### Try it
Which lines of the data contain the string "selected"? Copy every one of them.

### Data section

........

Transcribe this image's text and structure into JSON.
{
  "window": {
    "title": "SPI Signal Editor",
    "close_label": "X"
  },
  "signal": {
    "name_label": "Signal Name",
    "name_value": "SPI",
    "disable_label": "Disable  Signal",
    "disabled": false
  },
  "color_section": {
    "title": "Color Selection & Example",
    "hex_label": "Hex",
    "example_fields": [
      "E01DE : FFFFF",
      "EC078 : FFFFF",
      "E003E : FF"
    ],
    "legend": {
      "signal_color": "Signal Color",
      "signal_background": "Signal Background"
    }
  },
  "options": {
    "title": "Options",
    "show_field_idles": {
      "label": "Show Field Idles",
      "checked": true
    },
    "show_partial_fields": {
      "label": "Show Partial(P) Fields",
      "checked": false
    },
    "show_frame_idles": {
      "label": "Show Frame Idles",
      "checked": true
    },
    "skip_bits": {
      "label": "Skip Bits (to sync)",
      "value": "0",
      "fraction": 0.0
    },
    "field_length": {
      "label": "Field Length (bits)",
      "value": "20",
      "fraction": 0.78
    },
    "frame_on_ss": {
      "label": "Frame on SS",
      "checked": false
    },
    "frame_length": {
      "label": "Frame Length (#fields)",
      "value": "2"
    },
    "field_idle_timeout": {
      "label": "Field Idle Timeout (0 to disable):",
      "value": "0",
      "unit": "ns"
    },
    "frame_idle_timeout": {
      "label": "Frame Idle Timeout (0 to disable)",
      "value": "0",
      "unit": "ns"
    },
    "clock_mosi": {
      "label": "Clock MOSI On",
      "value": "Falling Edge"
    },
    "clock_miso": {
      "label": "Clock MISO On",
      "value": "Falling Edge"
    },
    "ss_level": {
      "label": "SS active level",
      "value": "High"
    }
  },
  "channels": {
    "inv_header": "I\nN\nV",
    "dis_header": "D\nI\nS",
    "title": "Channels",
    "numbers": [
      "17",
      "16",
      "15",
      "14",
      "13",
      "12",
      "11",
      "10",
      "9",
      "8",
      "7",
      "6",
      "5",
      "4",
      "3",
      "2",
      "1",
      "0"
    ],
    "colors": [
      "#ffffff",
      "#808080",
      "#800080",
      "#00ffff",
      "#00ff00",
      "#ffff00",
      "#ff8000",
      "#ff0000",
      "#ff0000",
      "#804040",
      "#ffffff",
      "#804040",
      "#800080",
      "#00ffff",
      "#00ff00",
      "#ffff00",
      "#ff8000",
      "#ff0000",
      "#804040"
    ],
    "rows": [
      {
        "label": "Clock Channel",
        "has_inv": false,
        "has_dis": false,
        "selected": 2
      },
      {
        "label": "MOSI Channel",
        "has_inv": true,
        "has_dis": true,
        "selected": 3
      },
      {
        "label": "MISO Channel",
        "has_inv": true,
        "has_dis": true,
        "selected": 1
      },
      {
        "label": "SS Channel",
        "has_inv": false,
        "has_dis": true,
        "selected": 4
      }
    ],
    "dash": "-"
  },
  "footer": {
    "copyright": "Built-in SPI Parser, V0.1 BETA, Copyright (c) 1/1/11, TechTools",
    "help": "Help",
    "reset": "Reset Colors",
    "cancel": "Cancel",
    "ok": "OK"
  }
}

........

### Answer
        "selected": 2
        "selected": 3
        "selected": 1
        "selected": 4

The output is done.